Rigoletto has all the great building blocks of a top selling A-list film: revenge, lust, betrayal and, well, some characters that are downright Hollywood with a capital H. We’re not naming any names, but The Duke, a lecherous abuser of power reminds us of a few people who have been in the news of late.

The film Taken for example could be the most comparable with a kidnapped virginal daughter, a father on the path to revenge and her honour at stake; on the verge of being human trafficked and her virtue sold to the highest bidder. Those with power demanding what they want and how they want it, although in the film Liam Neeson’s character manages to stop the inevitable, in the opera Rigoletto isn’t that fortunate.

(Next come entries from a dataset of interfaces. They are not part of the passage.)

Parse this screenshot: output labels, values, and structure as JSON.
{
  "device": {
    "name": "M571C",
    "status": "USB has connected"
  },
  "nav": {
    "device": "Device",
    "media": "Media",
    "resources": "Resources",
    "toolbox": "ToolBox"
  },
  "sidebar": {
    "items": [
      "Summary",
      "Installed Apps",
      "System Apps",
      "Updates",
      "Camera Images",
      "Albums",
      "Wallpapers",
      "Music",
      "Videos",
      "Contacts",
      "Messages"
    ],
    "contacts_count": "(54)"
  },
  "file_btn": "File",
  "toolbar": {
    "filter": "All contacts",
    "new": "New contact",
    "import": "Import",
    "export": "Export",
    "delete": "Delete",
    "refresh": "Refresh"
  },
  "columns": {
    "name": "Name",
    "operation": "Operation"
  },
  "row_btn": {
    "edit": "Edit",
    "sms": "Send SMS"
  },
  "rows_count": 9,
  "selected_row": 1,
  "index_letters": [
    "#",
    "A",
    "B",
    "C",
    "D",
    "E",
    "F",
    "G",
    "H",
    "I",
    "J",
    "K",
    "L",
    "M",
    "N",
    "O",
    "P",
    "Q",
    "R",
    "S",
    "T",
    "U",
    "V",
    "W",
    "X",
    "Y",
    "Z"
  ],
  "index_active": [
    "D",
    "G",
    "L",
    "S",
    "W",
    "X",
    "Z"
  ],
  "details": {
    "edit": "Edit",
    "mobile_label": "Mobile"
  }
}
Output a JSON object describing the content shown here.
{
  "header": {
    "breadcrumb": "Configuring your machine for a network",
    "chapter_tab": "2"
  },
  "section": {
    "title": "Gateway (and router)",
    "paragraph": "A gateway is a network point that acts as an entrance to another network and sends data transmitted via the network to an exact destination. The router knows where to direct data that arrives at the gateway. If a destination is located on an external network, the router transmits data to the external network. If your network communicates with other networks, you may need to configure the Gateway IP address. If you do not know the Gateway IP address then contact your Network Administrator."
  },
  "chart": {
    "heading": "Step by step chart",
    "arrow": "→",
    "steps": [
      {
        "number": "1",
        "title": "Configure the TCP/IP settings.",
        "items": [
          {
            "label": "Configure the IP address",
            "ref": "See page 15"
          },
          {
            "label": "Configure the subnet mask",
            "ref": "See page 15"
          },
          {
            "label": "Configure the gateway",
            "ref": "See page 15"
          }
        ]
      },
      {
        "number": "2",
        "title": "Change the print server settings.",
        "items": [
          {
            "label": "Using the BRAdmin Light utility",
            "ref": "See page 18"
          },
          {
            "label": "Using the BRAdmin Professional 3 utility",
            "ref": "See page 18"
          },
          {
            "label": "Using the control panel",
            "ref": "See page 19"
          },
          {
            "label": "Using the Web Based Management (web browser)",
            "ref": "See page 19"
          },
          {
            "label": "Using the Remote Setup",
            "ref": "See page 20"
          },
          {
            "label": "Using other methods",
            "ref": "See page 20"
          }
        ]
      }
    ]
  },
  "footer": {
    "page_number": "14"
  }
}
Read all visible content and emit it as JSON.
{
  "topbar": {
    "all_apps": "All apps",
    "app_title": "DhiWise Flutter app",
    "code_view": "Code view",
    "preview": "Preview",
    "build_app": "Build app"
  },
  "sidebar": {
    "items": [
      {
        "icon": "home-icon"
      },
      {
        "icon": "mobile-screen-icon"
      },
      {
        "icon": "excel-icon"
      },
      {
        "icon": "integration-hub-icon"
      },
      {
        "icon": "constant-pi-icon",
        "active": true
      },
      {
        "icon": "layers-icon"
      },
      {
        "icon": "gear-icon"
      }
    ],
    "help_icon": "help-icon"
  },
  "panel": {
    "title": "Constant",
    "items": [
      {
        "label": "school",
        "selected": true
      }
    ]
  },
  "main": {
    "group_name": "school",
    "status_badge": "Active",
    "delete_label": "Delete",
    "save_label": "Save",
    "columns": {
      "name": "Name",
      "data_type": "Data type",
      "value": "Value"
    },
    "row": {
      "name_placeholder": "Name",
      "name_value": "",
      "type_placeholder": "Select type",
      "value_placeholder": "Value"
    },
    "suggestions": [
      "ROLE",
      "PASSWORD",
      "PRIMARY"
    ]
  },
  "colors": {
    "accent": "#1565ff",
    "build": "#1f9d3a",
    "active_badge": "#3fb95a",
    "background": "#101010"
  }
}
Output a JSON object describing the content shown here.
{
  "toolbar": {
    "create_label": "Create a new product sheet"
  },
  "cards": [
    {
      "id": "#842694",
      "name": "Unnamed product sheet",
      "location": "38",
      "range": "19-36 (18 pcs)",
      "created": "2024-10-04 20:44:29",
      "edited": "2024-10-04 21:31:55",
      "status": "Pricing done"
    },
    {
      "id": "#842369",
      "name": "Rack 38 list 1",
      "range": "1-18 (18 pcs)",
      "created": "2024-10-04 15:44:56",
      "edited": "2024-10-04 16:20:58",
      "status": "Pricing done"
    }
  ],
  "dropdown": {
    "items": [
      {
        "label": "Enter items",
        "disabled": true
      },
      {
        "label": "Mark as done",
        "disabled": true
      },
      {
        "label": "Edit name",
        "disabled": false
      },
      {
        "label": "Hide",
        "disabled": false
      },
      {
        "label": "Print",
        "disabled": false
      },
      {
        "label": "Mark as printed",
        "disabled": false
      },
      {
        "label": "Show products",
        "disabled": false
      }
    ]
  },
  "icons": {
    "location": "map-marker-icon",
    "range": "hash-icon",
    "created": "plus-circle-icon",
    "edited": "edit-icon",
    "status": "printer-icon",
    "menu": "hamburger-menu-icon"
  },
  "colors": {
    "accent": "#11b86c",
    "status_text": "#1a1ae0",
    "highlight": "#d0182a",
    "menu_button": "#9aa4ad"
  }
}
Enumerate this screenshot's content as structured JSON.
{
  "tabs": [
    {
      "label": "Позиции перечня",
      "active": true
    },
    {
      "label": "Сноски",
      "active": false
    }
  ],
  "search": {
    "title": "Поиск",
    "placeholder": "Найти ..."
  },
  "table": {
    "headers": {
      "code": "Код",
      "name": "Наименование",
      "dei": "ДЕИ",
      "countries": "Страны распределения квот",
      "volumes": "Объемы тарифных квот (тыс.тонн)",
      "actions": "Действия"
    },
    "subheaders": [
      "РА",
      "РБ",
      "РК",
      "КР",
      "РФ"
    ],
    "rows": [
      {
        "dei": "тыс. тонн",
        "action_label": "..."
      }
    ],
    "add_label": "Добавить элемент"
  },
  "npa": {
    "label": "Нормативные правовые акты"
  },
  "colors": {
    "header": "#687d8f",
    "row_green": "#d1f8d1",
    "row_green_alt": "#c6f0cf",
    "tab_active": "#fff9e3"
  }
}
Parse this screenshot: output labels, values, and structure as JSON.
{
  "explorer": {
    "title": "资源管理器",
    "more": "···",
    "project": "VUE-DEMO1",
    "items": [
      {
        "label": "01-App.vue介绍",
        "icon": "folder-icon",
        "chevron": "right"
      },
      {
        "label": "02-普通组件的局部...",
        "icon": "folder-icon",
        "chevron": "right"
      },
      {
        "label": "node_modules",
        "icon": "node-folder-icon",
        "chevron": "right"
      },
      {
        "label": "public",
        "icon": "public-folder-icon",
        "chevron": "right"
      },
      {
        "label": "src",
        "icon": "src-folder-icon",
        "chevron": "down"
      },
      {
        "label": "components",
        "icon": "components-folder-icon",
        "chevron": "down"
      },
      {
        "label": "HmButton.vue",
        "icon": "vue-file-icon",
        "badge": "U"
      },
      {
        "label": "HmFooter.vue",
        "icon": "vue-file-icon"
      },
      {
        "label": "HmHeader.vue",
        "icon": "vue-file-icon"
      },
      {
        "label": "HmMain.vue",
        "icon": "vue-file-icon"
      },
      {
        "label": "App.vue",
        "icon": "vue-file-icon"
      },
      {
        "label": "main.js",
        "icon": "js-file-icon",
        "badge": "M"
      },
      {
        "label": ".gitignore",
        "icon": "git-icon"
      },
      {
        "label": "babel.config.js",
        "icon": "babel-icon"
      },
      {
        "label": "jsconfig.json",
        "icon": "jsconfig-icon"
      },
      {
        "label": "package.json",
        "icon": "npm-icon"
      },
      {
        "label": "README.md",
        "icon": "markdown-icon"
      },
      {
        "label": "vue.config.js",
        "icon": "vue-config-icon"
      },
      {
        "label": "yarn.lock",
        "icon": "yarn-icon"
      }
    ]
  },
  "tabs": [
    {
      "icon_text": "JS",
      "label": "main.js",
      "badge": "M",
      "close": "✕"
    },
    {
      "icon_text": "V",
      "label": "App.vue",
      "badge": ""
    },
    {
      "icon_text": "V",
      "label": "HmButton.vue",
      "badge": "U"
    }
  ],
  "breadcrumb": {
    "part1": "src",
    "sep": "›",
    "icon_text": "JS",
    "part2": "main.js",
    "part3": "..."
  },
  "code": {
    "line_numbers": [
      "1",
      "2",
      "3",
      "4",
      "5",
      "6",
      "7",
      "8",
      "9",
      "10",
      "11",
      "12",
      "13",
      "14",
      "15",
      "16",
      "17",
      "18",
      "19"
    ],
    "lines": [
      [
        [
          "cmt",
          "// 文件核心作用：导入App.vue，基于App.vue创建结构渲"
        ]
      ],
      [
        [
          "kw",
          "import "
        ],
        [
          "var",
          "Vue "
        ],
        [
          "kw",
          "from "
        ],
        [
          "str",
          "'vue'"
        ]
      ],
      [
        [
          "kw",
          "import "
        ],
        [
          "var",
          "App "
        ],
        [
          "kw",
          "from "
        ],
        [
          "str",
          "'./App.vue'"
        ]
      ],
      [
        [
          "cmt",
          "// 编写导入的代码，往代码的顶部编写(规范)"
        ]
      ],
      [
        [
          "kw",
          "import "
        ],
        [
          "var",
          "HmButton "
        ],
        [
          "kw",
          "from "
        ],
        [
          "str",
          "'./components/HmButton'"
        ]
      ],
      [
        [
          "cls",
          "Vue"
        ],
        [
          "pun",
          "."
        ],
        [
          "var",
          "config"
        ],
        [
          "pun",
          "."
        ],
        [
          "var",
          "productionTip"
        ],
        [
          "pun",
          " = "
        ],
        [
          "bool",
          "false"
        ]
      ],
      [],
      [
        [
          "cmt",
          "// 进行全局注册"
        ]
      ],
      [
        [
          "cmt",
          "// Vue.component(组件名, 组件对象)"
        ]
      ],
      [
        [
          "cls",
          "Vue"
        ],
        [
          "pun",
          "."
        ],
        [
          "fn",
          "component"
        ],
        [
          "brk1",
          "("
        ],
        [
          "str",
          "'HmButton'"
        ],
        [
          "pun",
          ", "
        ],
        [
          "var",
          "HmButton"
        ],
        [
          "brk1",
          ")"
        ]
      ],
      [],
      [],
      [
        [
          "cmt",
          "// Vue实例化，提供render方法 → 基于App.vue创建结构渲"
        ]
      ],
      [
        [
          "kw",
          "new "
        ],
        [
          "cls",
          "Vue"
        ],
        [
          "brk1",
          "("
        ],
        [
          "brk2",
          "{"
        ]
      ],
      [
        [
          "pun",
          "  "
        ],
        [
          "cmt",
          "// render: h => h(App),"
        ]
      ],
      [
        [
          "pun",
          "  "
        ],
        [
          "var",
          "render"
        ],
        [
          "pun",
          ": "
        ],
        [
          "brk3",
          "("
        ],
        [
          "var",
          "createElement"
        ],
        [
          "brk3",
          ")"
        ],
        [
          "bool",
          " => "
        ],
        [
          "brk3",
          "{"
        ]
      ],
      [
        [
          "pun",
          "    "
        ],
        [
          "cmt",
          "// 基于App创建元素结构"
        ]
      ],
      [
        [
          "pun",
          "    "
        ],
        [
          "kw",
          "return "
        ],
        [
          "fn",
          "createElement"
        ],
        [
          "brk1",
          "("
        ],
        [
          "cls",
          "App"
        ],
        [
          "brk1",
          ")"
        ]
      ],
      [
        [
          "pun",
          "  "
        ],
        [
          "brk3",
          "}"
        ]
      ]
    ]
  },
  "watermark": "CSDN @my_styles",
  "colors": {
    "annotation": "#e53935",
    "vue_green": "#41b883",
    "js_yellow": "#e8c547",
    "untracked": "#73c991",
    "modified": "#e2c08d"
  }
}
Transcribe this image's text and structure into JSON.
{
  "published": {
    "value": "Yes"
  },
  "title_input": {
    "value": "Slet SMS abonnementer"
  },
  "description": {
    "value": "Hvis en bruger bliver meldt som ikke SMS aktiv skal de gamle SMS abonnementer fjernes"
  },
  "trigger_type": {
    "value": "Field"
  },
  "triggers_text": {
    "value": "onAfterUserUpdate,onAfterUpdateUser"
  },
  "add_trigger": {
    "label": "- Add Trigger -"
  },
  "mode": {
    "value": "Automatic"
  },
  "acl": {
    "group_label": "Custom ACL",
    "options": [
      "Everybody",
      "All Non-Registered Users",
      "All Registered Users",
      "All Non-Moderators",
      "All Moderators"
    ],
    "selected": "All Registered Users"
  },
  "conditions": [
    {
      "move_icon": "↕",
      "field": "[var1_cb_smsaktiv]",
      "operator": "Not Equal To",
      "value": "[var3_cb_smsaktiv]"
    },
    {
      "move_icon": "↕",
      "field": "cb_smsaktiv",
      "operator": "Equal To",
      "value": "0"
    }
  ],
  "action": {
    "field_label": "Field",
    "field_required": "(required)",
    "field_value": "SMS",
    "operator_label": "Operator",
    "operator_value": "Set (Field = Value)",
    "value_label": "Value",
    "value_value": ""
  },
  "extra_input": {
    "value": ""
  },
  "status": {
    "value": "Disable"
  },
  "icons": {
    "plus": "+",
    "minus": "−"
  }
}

While you may not think Disney, Pixar and opera have much in common, the story of Finding Nemo, a father’s search for his son is reminiscent of Rigoletto’s desperate hunt for the kidnapped Gilda and Beauty and the Beast draws strong parallels as a loving daughter foregoing her freedom for another. Gilda’s questionable self-sacrifice for the faithless Duke evokes memories of Bruce Willis staying behind to detonate the earth bound asteroid in Armageddon although his sacrifice is for a much worthier cause saving human race instead of a serial philanderer.


Even the TV show Stranger Things could be seen as similar, not just the dark tone but Winona Ryder’s character doing everything in her power to protect her son from the horrifying monster from the Upside Down World. In the third series who can forget Chief Jim Hopper fiercely over protective over his adopted daughter Eleven although, again, not as bad as Rigoletto who completely isolates Gilda reminding us more of Princess Fiona in Shrek

Throughout history men have often used whatever means possible to win the love of their desired so The Duke isn’t the first person to use a disguise to seduce his conquest. However disguise is always a brilliant plot twist such as in the remakes of Shakespearean classics She’s the Man and Shakespeare in Love. In the opera Gilda falls for what she thinks is a penniless student although in our version The Duke is revamped and masquerading as a pilot, Gilda obviously a sucker for a man in uniform. After all no love story is complete without failed attempts at romance and botched disguises.

Rigoletto  encompasses all of the greatest themes that create a best-selling blockbuster but linking all these together is the unbeatable bond of family and the precious nature of the father and daughter relationship. Ultimately the lust for revenge and of course the horrifying conclusion beats any dramatic twist you’ve seen recently. If you like any of the films mentioned above we promised you’ll love Rigoletto, so come and see some Hollywood magic on the stage.